In 2022, the first NFL game in South America will be on the schedule, held in Rio de Janeiro at the Maracanã stadium, the location of the 2014 World Cup final.
Eric Single: The same snarky comments follow the NFL’s schedule release ceremony almost every year: “We’re sending those sorry teams to London? What’d England ever do to us?” And while the constant presence of the Jaguars certainly messes with the curve, the sentiment should be a big hurdle for the NFL in the next seven years, no matter where in the world it takes its product.
Of the 12 London games played so far, only half ended within 10-point margins, and far fewer than that were generally praised for their quality of play. At some point between now and 2022, you would think the novelty of NFL football on European soil will wear off as international fans realize the huge gap between the pillow fight they see a handful of times a year in person and the sharp drama of the league’s best games on a weekly basis. Relocating the Jaguars may not do much to counter that generalization.

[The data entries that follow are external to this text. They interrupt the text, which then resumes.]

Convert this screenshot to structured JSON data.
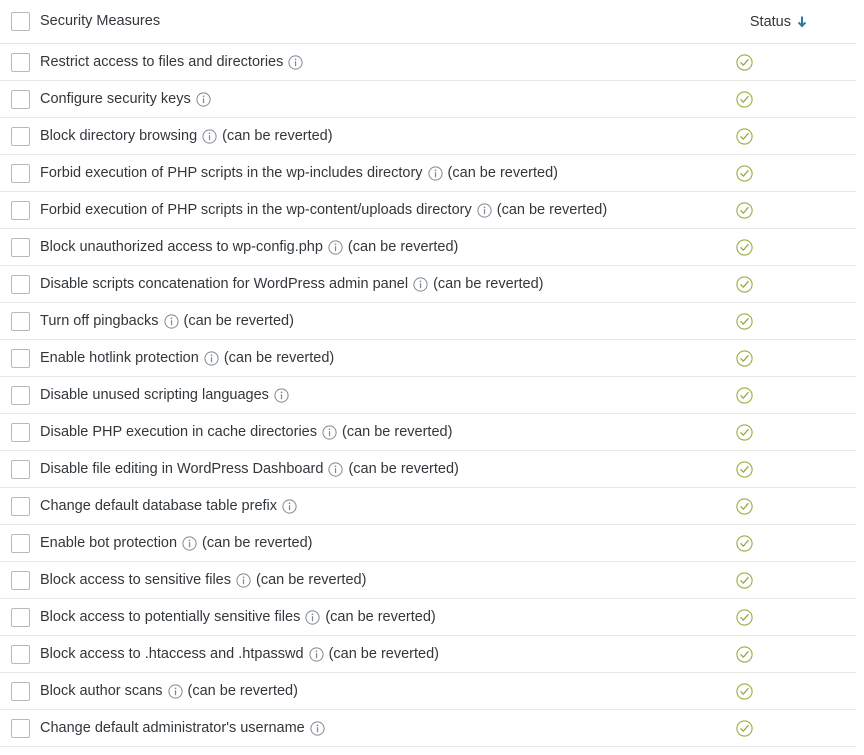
{
  "header": {
    "select_all_checkbox": "unchecked",
    "title": "Security Measures",
    "status_label": "Status",
    "sort_icon": "arrow-down-icon",
    "sort_direction": "descending"
  },
  "colors": {
    "status_ok": "#9aab3f",
    "sort_arrow": "#2a7b9b",
    "text": "#32373c",
    "border": "#e8e8e8",
    "checkbox_border": "#b4b9be",
    "info_icon": "#7e8993",
    "background": "#ffffff"
  },
  "icons": {
    "info": "info-circle-icon",
    "status_ok": "check-circle-icon",
    "checkbox": "checkbox-unchecked-icon"
  },
  "table": {
    "columns": [
      "Security Measures",
      "Status"
    ],
    "rows": [
      {
        "label": "Restrict access to files and directories",
        "info": true,
        "revertable": "",
        "status": "ok",
        "checked": false
      },
      {
        "label": "Configure security keys",
        "info": true,
        "revertable": "",
        "status": "ok",
        "checked": false
      },
      {
        "label": "Block directory browsing",
        "info": true,
        "revertable": "(can be reverted)",
        "status": "ok",
        "checked": false
      },
      {
        "label": "Forbid execution of PHP scripts in the wp-includes directory",
        "info": true,
        "revertable": "(can be reverted)",
        "status": "ok",
        "checked": false
      },
      {
        "label": "Forbid execution of PHP scripts in the wp-content/uploads directory",
        "info": true,
        "revertable": "(can be reverted)",
        "status": "ok",
        "checked": false
      },
      {
        "label": "Block unauthorized access to wp-config.php",
        "info": true,
        "revertable": "(can be reverted)",
        "status": "ok",
        "checked": false
      },
      {
        "label": "Disable scripts concatenation for WordPress admin panel",
        "info": true,
        "revertable": "(can be reverted)",
        "status": "ok",
        "checked": false
      },
      {
        "label": "Turn off pingbacks",
        "info": true,
        "revertable": "(can be reverted)",
        "status": "ok",
        "checked": false
      },
      {
        "label": "Enable hotlink protection",
        "info": true,
        "revertable": "(can be reverted)",
        "status": "ok",
        "checked": false
      },
      {
        "label": "Disable unused scripting languages",
        "info": true,
        "revertable": "",
        "status": "ok",
        "checked": false
      },
      {
        "label": "Disable PHP execution in cache directories",
        "info": true,
        "revertable": "(can be reverted)",
        "status": "ok",
        "checked": false
      },
      {
        "label": "Disable file editing in WordPress Dashboard",
        "info": true,
        "revertable": "(can be reverted)",
        "status": "ok",
        "checked": false
      },
      {
        "label": "Change default database table prefix",
        "info": true,
        "revertable": "",
        "status": "ok",
        "checked": false
      },
      {
        "label": "Enable bot protection",
        "info": true,
        "revertable": "(can be reverted)",
        "status": "ok",
        "checked": false
      },
      {
        "label": "Block access to sensitive files",
        "info": true,
        "revertable": "(can be reverted)",
        "status": "ok",
        "checked": false
      },
      {
        "label": "Block access to potentially sensitive files",
        "info": true,
        "revertable": "(can be reverted)",
        "status": "ok",
        "checked": false
      },
      {
        "label": "Block access to .htaccess and .htpasswd",
        "info": true,
        "revertable": "(can be reverted)",
        "status": "ok",
        "checked": false
      },
      {
        "label": "Block author scans",
        "info": true,
        "revertable": "(can be reverted)",
        "status": "ok",
        "checked": false
      },
      {
        "label": "Change default administrator's username",
        "info": true,
        "revertable": "",
        "status": "ok",
        "checked": false
      }
    ]
  }
}
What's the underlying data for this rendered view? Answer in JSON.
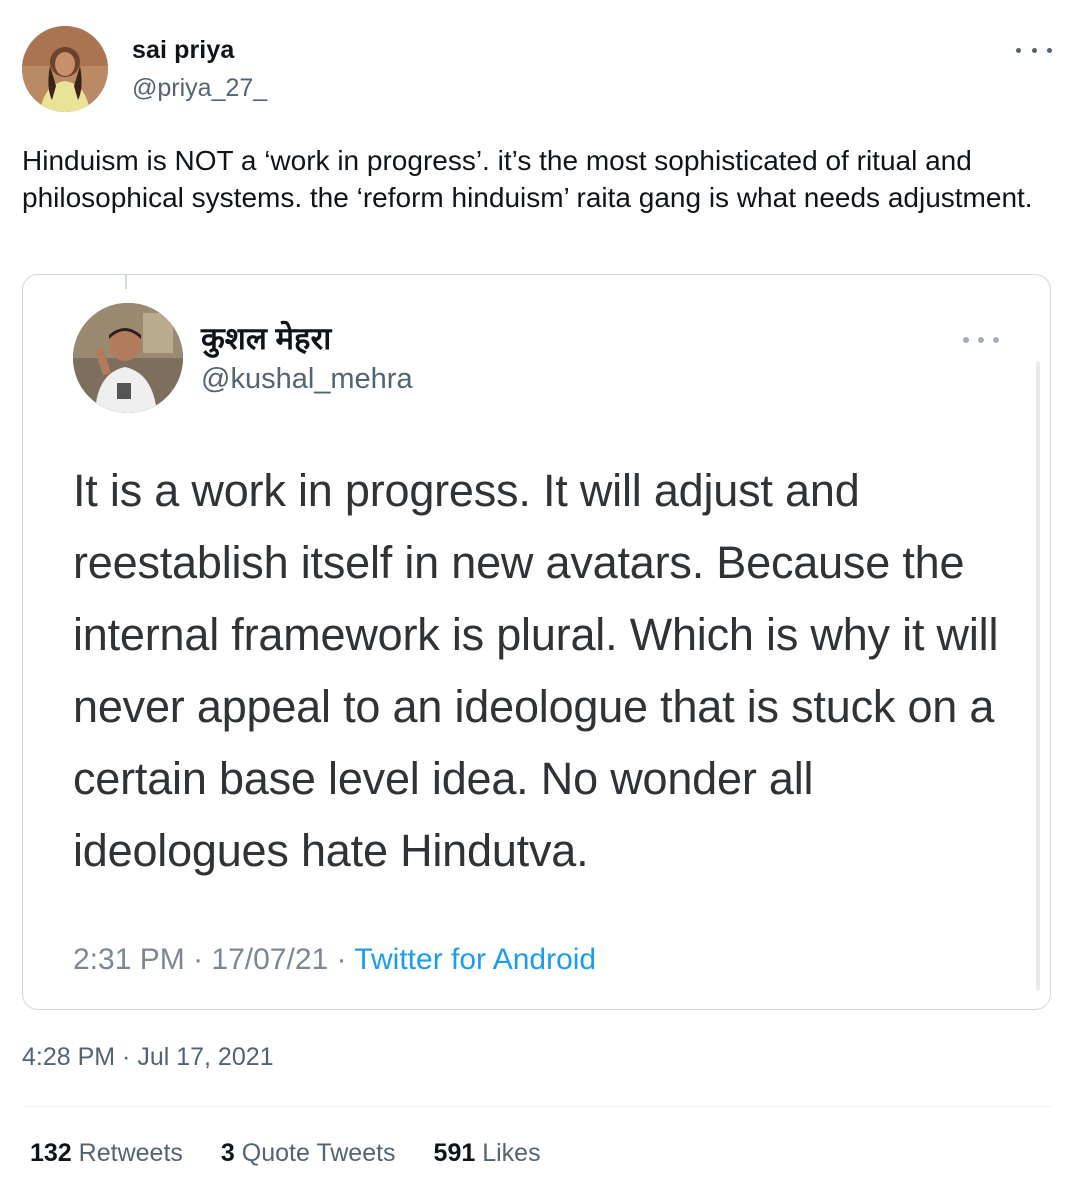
{
  "author": {
    "name": "sai priya",
    "handle": "@priya_27_"
  },
  "tweet": {
    "text": "Hinduism is NOT a ‘work in progress’. it’s the most sophisticated of ritual and philosophical systems. the ‘reform hinduism’ raita gang is what needs adjustment."
  },
  "quoted": {
    "name": "कुशल मेहरा",
    "handle": "@kushal_mehra",
    "text": "It is a work in progress. It will adjust and reestablish itself in new avatars. Because the internal framework is plural. Which is why it will never appeal to an ideologue that is stuck on a certain base level idea. No wonder all ideologues hate Hindutva.",
    "time": "2:31 PM",
    "date": "17/07/21",
    "separator": "·",
    "source": "Twitter for Android"
  },
  "timestamp": "4:28 PM · Jul 17, 2021",
  "stats": {
    "retweets_count": "132",
    "retweets_label": "Retweets",
    "quotes_count": "3",
    "quotes_label": "Quote Tweets",
    "likes_count": "591",
    "likes_label": "Likes"
  },
  "icons": {
    "more": "more-horizontal-icon"
  },
  "colors": {
    "text_primary": "#0f1419",
    "text_secondary": "#536471",
    "link": "#1d9bf0",
    "border": "#cfd9de"
  }
}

Did the league get a little unlucky when the Dolphins, Lions and Chiefs nosedived to start this season? Sure. But part of this series involves playing the lottery on which games will deliver on their stated billing, and the series organizers don’t seem like they’ve been trying too hard to draw up the type of canned intrigue America gets on most of its primetime NFL broadcasts.
Don't be surprised if the NFL pushes to send defending Super Bowl champions or pairs of marquee quarterbacks more consistently to try to keep the momentum going in international games down the road. By 2022, I expect to see the league rolling the dice with matchups on par with today’s Patriots–Colts or Ravens–Steelers tilts. They might still turn out to be ugly games, but the league will get points for trying.